[Website and app data records]
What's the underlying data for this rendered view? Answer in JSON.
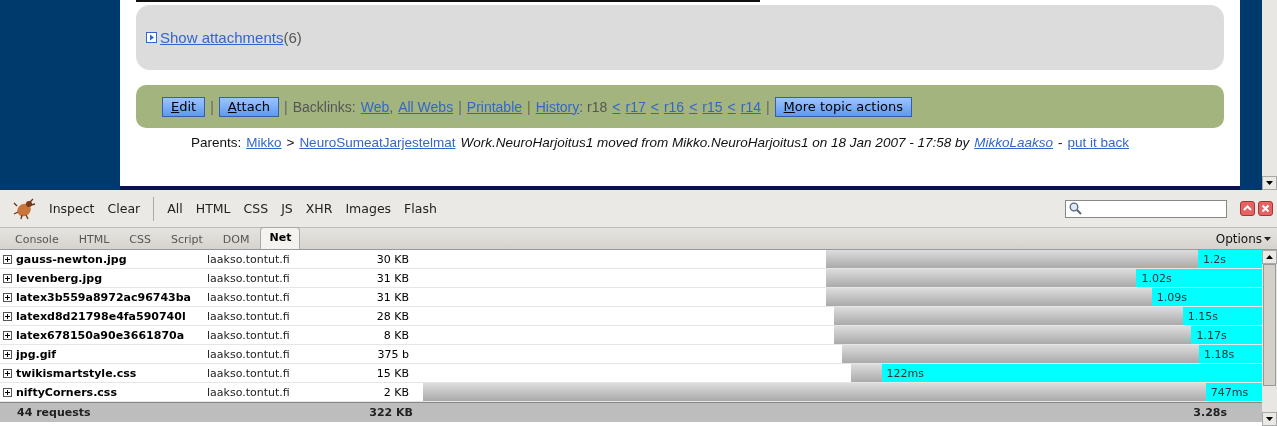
{
  "page": {
    "attachments": {
      "link": "Show attachments",
      "count": "(6)"
    },
    "actions": [
      {
        "kind": "button",
        "text": "Edit"
      },
      {
        "kind": "sep",
        "text": "|"
      },
      {
        "kind": "button",
        "text": "Attach"
      },
      {
        "kind": "sep",
        "text": "|"
      },
      {
        "kind": "label",
        "text": "Backlinks:"
      },
      {
        "kind": "link",
        "text": "Web"
      },
      {
        "kind": "label",
        "text": ","
      },
      {
        "kind": "link",
        "text": "All Webs"
      },
      {
        "kind": "sep",
        "text": "|"
      },
      {
        "kind": "link",
        "text": "Printable"
      },
      {
        "kind": "sep",
        "text": "|"
      },
      {
        "kind": "link",
        "text": "History"
      },
      {
        "kind": "label",
        "text": ": r18"
      },
      {
        "kind": "link",
        "text": "<"
      },
      {
        "kind": "link",
        "text": "r17"
      },
      {
        "kind": "link",
        "text": "<"
      },
      {
        "kind": "link",
        "text": "r16"
      },
      {
        "kind": "link",
        "text": "<"
      },
      {
        "kind": "link",
        "text": "r15"
      },
      {
        "kind": "link",
        "text": "<"
      },
      {
        "kind": "link",
        "text": "r14"
      },
      {
        "kind": "sep",
        "text": "|"
      },
      {
        "kind": "button",
        "text": "More topic actions"
      }
    ],
    "parents": [
      {
        "kind": "text",
        "text": "Parents:"
      },
      {
        "kind": "link",
        "text": "Mikko"
      },
      {
        "kind": "text",
        "text": ">"
      },
      {
        "kind": "link",
        "text": "NeuroSumeatJarjestelmat"
      },
      {
        "kind": "italic",
        "text": "Work.NeuroHarjoitus1 moved from Mikko.NeuroHarjoitus1 on 18 Jan 2007 - 17:58 by"
      },
      {
        "kind": "italic-link",
        "text": "MikkoLaakso"
      },
      {
        "kind": "text",
        "text": "-"
      },
      {
        "kind": "link",
        "text": "put it back"
      }
    ]
  },
  "firebug": {
    "toolbar": [
      {
        "kind": "button",
        "text": "Inspect"
      },
      {
        "kind": "button",
        "text": "Clear"
      },
      {
        "kind": "sep"
      },
      {
        "kind": "button",
        "text": "All"
      },
      {
        "kind": "button",
        "text": "HTML"
      },
      {
        "kind": "button",
        "text": "CSS"
      },
      {
        "kind": "button",
        "text": "JS"
      },
      {
        "kind": "button",
        "text": "XHR"
      },
      {
        "kind": "button",
        "text": "Images"
      },
      {
        "kind": "button",
        "text": "Flash"
      }
    ],
    "tabs": [
      {
        "label": "Console",
        "selected": false
      },
      {
        "label": "HTML",
        "selected": false
      },
      {
        "label": "CSS",
        "selected": false
      },
      {
        "label": "Script",
        "selected": false
      },
      {
        "label": "DOM",
        "selected": false
      },
      {
        "label": "Net",
        "selected": true
      }
    ],
    "options": "Options",
    "rows": [
      {
        "file": "gauss-newton.jpg",
        "domain": "laakso.tontut.fi",
        "size": "30 KB",
        "time": "1.2s",
        "waiting": {
          "level": 0.853
        }
      },
      {
        "file": "levenberg.jpg",
        "domain": "laakso.tontut.fi",
        "size": "31 KB",
        "time": "1.02s",
        "waiting": {
          "level": 0.712
        }
      },
      {
        "file": "latex3b559a8972ac96743ba",
        "domain": "laakso.tontut.fi",
        "size": "31 KB",
        "time": "1.09s",
        "waiting": {
          "level": 0.747
        }
      },
      {
        "file": "latexd8d21798e4fa590740l",
        "domain": "laakso.tontut.fi",
        "size": "28 KB",
        "time": "1.15s",
        "waiting": {
          "level": 0.815
        }
      },
      {
        "file": "latex678150a90e3661870a",
        "domain": "laakso.tontut.fi",
        "size": "8 KB",
        "time": "1.17s",
        "waiting": {
          "level": 0.835
        }
      },
      {
        "file": "jpg.gif",
        "domain": "laakso.tontut.fi",
        "size": "375 b",
        "time": "1.18s",
        "waiting": {
          "level": 0.85
        }
      },
      {
        "file": "twikismartstyle.css",
        "domain": "laakso.tontut.fi",
        "size": "15 KB",
        "time": "122ms",
        "waiting": {
          "level": 0.074
        }
      },
      {
        "file": "niftyCorners.css",
        "domain": "laakso.tontut.fi",
        "size": "2 KB",
        "time": "747ms",
        "waiting": {
          "level": 0.933
        }
      }
    ],
    "summary": {
      "requests": "44 requests",
      "size": "322 KB",
      "time": "3.28s"
    }
  }
}
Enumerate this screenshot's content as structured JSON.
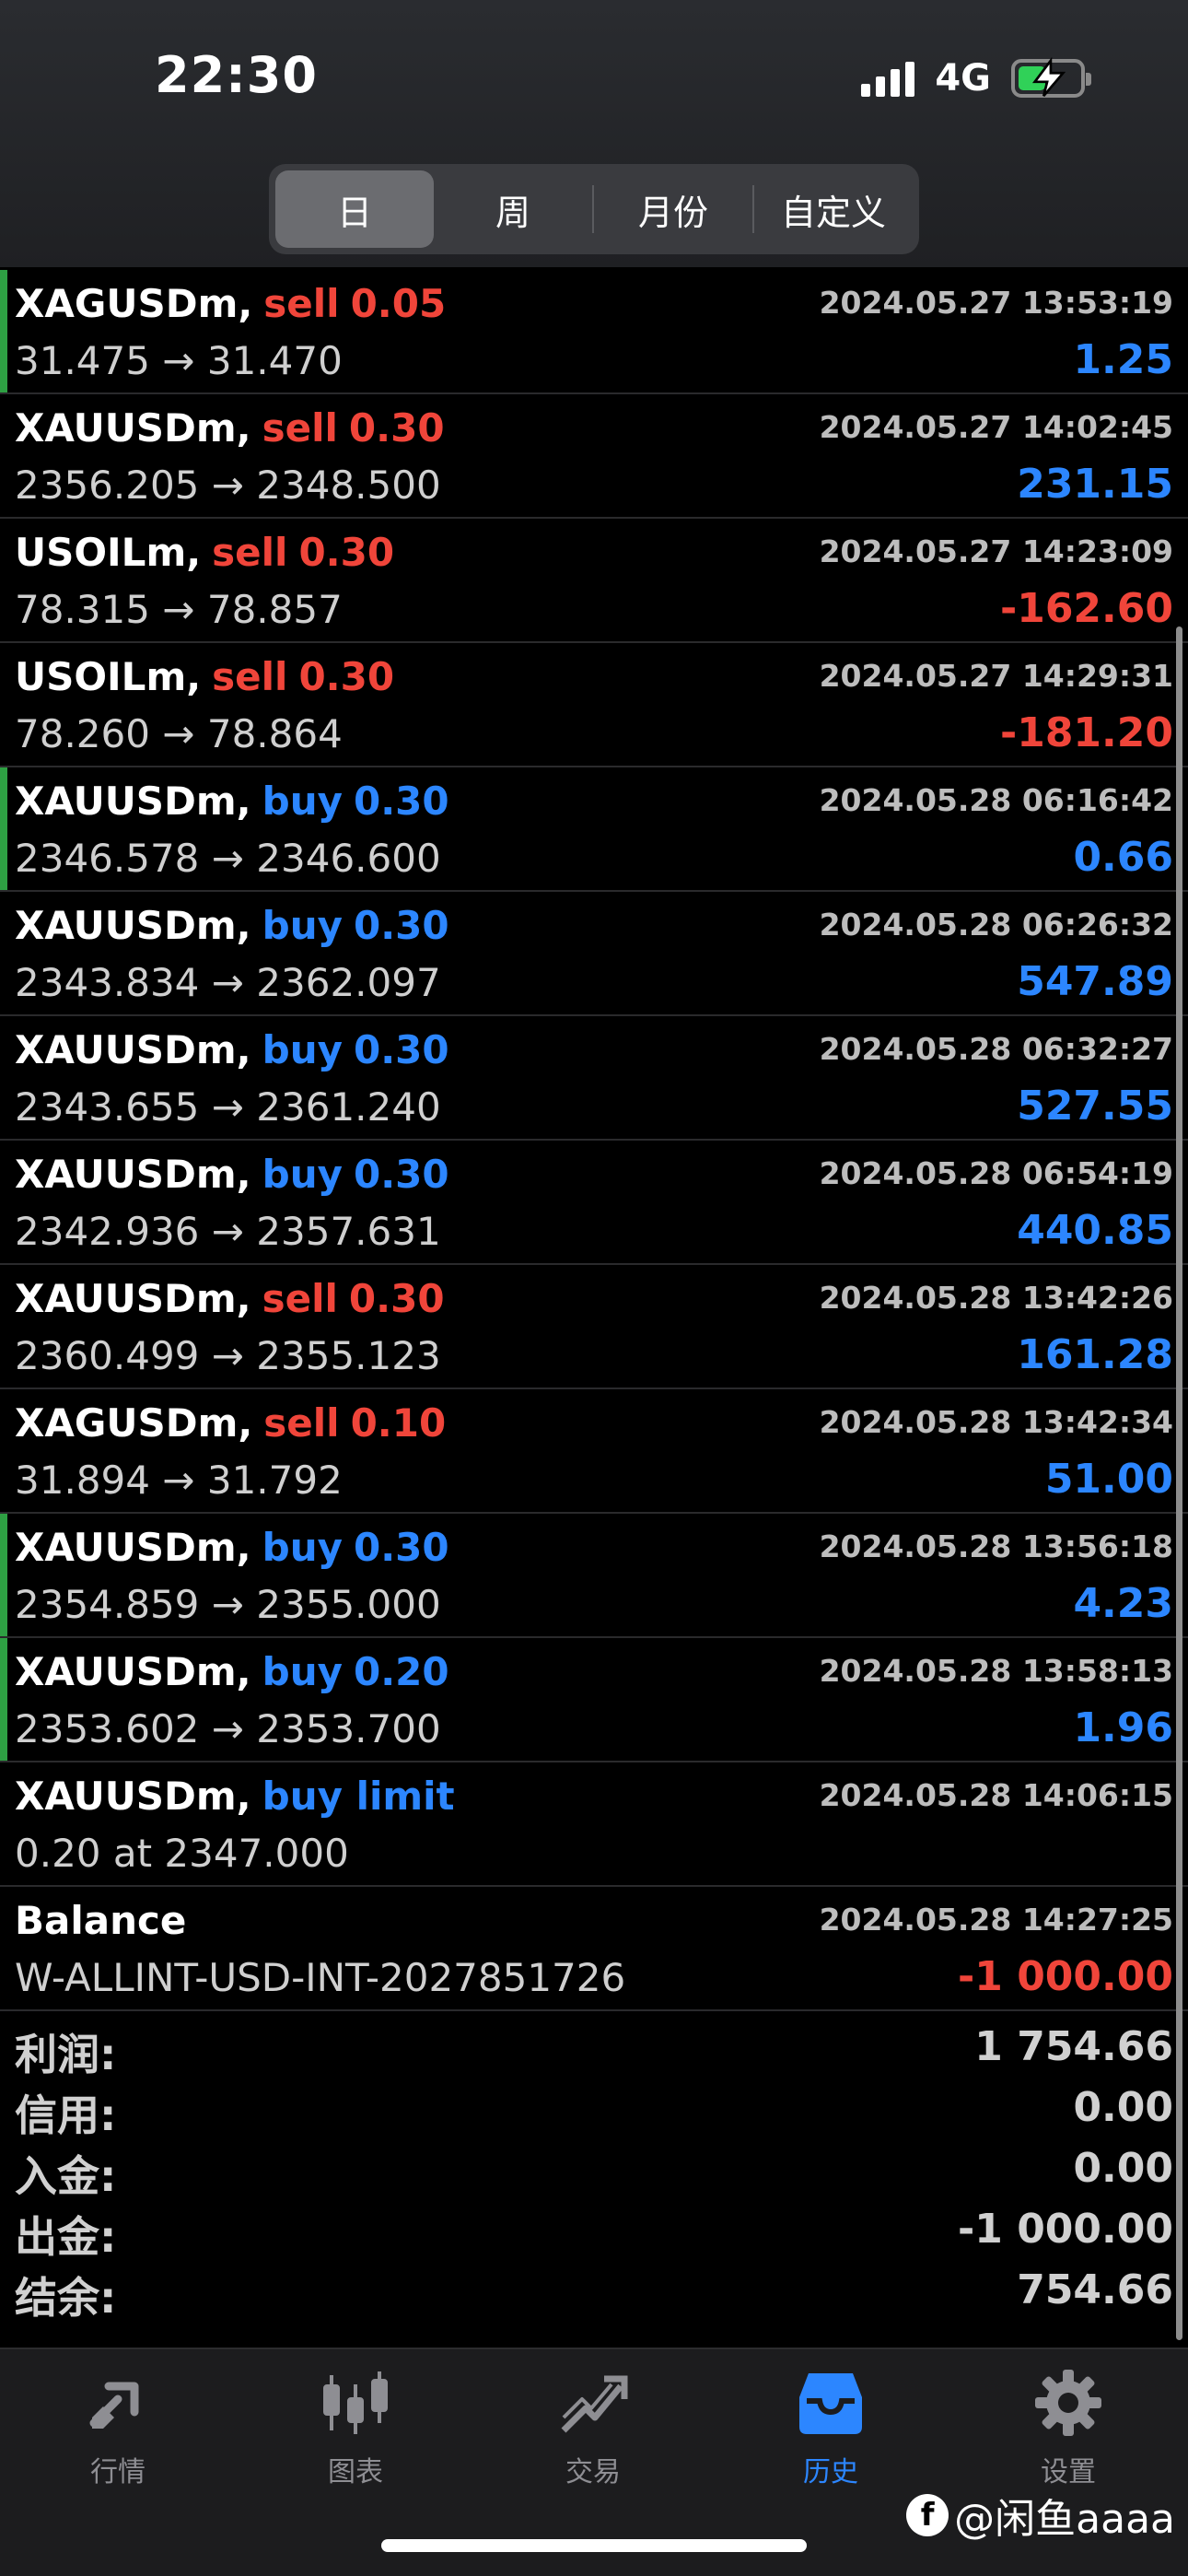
{
  "status_bar": {
    "time": "22:30",
    "network": "4G"
  },
  "period_tabs": [
    "日",
    "周",
    "月份",
    "自定义"
  ],
  "deals": [
    {
      "symbol": "XAGUSDm,",
      "side": "sell",
      "volume": "0.05",
      "prices": "31.475 → 31.470",
      "datetime": "2024.05.27 13:53:19",
      "profit": "1.25",
      "profit_sign": "pos",
      "bar": true
    },
    {
      "symbol": "XAUUSDm,",
      "side": "sell",
      "volume": "0.30",
      "prices": "2356.205 → 2348.500",
      "datetime": "2024.05.27 14:02:45",
      "profit": "231.15",
      "profit_sign": "pos",
      "bar": false
    },
    {
      "symbol": "USOILm,",
      "side": "sell",
      "volume": "0.30",
      "prices": "78.315 → 78.857",
      "datetime": "2024.05.27 14:23:09",
      "profit": "-162.60",
      "profit_sign": "neg",
      "bar": false
    },
    {
      "symbol": "USOILm,",
      "side": "sell",
      "volume": "0.30",
      "prices": "78.260 → 78.864",
      "datetime": "2024.05.27 14:29:31",
      "profit": "-181.20",
      "profit_sign": "neg",
      "bar": false
    },
    {
      "symbol": "XAUUSDm,",
      "side": "buy",
      "volume": "0.30",
      "prices": "2346.578 → 2346.600",
      "datetime": "2024.05.28 06:16:42",
      "profit": "0.66",
      "profit_sign": "pos",
      "bar": true
    },
    {
      "symbol": "XAUUSDm,",
      "side": "buy",
      "volume": "0.30",
      "prices": "2343.834 → 2362.097",
      "datetime": "2024.05.28 06:26:32",
      "profit": "547.89",
      "profit_sign": "pos",
      "bar": false
    },
    {
      "symbol": "XAUUSDm,",
      "side": "buy",
      "volume": "0.30",
      "prices": "2343.655 → 2361.240",
      "datetime": "2024.05.28 06:32:27",
      "profit": "527.55",
      "profit_sign": "pos",
      "bar": false
    },
    {
      "symbol": "XAUUSDm,",
      "side": "buy",
      "volume": "0.30",
      "prices": "2342.936 → 2357.631",
      "datetime": "2024.05.28 06:54:19",
      "profit": "440.85",
      "profit_sign": "pos",
      "bar": false
    },
    {
      "symbol": "XAUUSDm,",
      "side": "sell",
      "volume": "0.30",
      "prices": "2360.499 → 2355.123",
      "datetime": "2024.05.28 13:42:26",
      "profit": "161.28",
      "profit_sign": "pos",
      "bar": false
    },
    {
      "symbol": "XAGUSDm,",
      "side": "sell",
      "volume": "0.10",
      "prices": "31.894 → 31.792",
      "datetime": "2024.05.28 13:42:34",
      "profit": "51.00",
      "profit_sign": "pos",
      "bar": false
    },
    {
      "symbol": "XAUUSDm,",
      "side": "buy",
      "volume": "0.30",
      "prices": "2354.859 → 2355.000",
      "datetime": "2024.05.28 13:56:18",
      "profit": "4.23",
      "profit_sign": "pos",
      "bar": true
    },
    {
      "symbol": "XAUUSDm,",
      "side": "buy",
      "volume": "0.20",
      "prices": "2353.602 → 2353.700",
      "datetime": "2024.05.28 13:58:13",
      "profit": "1.96",
      "profit_sign": "pos",
      "bar": true
    },
    {
      "symbol": "XAUUSDm,",
      "side": "buy limit",
      "volume": "",
      "prices": "0.20 at 2347.000",
      "datetime": "2024.05.28 14:06:15",
      "profit": "",
      "profit_sign": "pos",
      "bar": false
    },
    {
      "symbol": "Balance",
      "side": "",
      "volume": "",
      "prices": "W-ALLINT-USD-INT-2027851726",
      "datetime": "2024.05.28 14:27:25",
      "profit": "-1 000.00",
      "profit_sign": "neg",
      "bar": false
    }
  ],
  "summary": [
    {
      "label": "利润:",
      "value": "1 754.66"
    },
    {
      "label": "信用:",
      "value": "0.00"
    },
    {
      "label": "入金:",
      "value": "0.00"
    },
    {
      "label": "出金:",
      "value": "-1 000.00"
    },
    {
      "label": "结余:",
      "value": "754.66"
    }
  ],
  "tabbar": [
    {
      "label": "行情",
      "icon": "quotes-arrows-icon",
      "active": false
    },
    {
      "label": "图表",
      "icon": "candlestick-chart-icon",
      "active": false
    },
    {
      "label": "交易",
      "icon": "trade-chart-icon",
      "active": false
    },
    {
      "label": "历史",
      "icon": "history-inbox-icon",
      "active": true
    },
    {
      "label": "设置",
      "icon": "gear-icon",
      "active": false
    }
  ],
  "watermark": "@闲鱼aaaa",
  "colors": {
    "sell": "#f0453a",
    "buy": "#2c86ff",
    "active_tab": "#2c86ff",
    "bar": "#2ea043"
  }
}
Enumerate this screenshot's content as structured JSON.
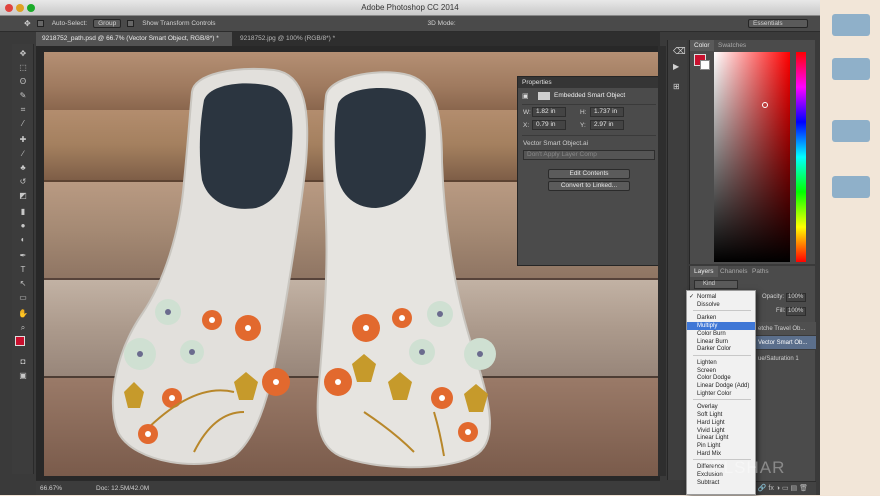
{
  "window": {
    "title": "Adobe Photoshop CC 2014"
  },
  "options_bar": {
    "auto_select_label": "Auto-Select:",
    "auto_select_value": "Group",
    "show_transform_label": "Show Transform Controls",
    "mode_3d": "3D Mode:",
    "workspace": "Essentials"
  },
  "tabs": [
    {
      "label": "9218752_path.psd @ 66.7% (Vector Smart Object, RGB/8*) *"
    },
    {
      "label": "9218752.jpg @ 100% (RGB/8*) *"
    }
  ],
  "properties": {
    "title": "Properties",
    "type_label": "Embedded Smart Object",
    "w_label": "W:",
    "w_value": "1.82 in",
    "h_label": "H:",
    "h_value": "1.737 in",
    "x_label": "X:",
    "x_value": "0.79 in",
    "y_label": "Y:",
    "y_value": "2.97 in",
    "source": "Vector Smart Object.ai",
    "layer_comp": "Don't Apply Layer Comp",
    "edit_btn": "Edit Contents",
    "convert_btn": "Convert to Linked..."
  },
  "color_panel": {
    "tab_color": "Color",
    "tab_swatches": "Swatches",
    "foreground": "#c8102e",
    "background": "#ffffff"
  },
  "layers_panel": {
    "tab_layers": "Layers",
    "tab_channels": "Channels",
    "tab_paths": "Paths",
    "kind": "Kind",
    "opacity_label": "Opacity:",
    "opacity_value": "100%",
    "fill_label": "Fill:",
    "fill_value": "100%",
    "rows": [
      "etche Travel Ob...",
      "Vector Smart Ob...",
      "ue/Saturation 1"
    ]
  },
  "blend_menu": {
    "selected": "Normal",
    "highlighted": "Multiply",
    "groups": [
      [
        "Normal",
        "Dissolve"
      ],
      [
        "Darken",
        "Multiply",
        "Color Burn",
        "Linear Burn",
        "Darker Color"
      ],
      [
        "Lighten",
        "Screen",
        "Color Dodge",
        "Linear Dodge (Add)",
        "Lighter Color"
      ],
      [
        "Overlay",
        "Soft Light",
        "Hard Light",
        "Vivid Light",
        "Linear Light",
        "Pin Light",
        "Hard Mix"
      ],
      [
        "Difference",
        "Exclusion",
        "Subtract"
      ]
    ]
  },
  "status": {
    "zoom": "66.67%",
    "doc": "Doc: 12.5M/42.0M"
  },
  "watermark": "TELSHAR"
}
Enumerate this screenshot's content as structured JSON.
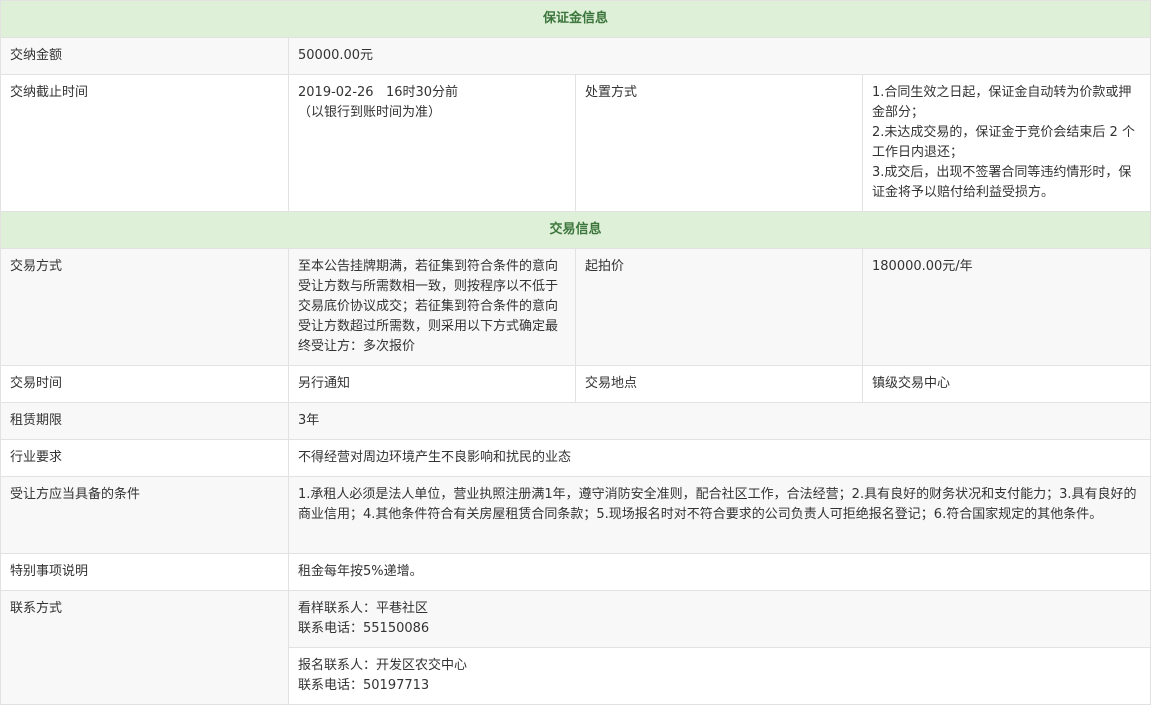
{
  "deposit": {
    "section_title": "保证金信息",
    "amount_label": "交纳金额",
    "amount_value": "50000.00元",
    "deadline_label": "交纳截止时间",
    "deadline_line1": "2019-02-26   16时30分前",
    "deadline_line2": "（以银行到账时间为准）",
    "disposal_label": "处置方式",
    "disposal_lines": [
      "1.合同生效之日起，保证金自动转为价款或押金部分；",
      "2.未达成交易的，保证金于竞价会结束后 2 个工作日内退还；",
      "3.成交后，出现不签署合同等违约情形时，保证金将予以赔付给利益受损方。"
    ]
  },
  "trade": {
    "section_title": "交易信息",
    "method_label": "交易方式",
    "method_value": "至本公告挂牌期满，若征集到符合条件的意向受让方数与所需数相一致，则按程序以不低于交易底价协议成交；若征集到符合条件的意向受让方数超过所需数，则采用以下方式确定最终受让方：多次报价",
    "start_price_label": "起拍价",
    "start_price_value": "180000.00元/年",
    "time_label": "交易时间",
    "time_value": "另行通知",
    "place_label": "交易地点",
    "place_value": "镇级交易中心",
    "lease_label": "租赁期限",
    "lease_value": "3年",
    "industry_label": "行业要求",
    "industry_value": "不得经营对周边环境产生不良影响和扰民的业态",
    "conditions_label": "受让方应当具备的条件",
    "conditions_value": "1.承租人必须是法人单位，营业执照注册满1年，遵守消防安全准则，配合社区工作，合法经营；2.具有良好的财务状况和支付能力；3.具有良好的商业信用；4.其他条件符合有关房屋租赁合同条款；5.现场报名时对不符合要求的公司负责人可拒绝报名登记；6.符合国家规定的其他条件。",
    "special_label": "特别事项说明",
    "special_value": "租金每年按5%递增。",
    "contact_label": "联系方式",
    "contact1_line1": "看样联系人：平巷社区",
    "contact1_line2": "联系电话：55150086",
    "contact2_line1": "报名联系人：开发区农交中心",
    "contact2_line2": "联系电话：50197713"
  }
}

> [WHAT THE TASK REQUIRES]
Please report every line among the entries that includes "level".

> [TASK OUTPUT]
          "level": 0.853
          "level": 0.712
          "level": 0.747
          "level": 0.815
          "level": 0.835
          "level": 0.85
          "level": 0.074
          "level": 0.933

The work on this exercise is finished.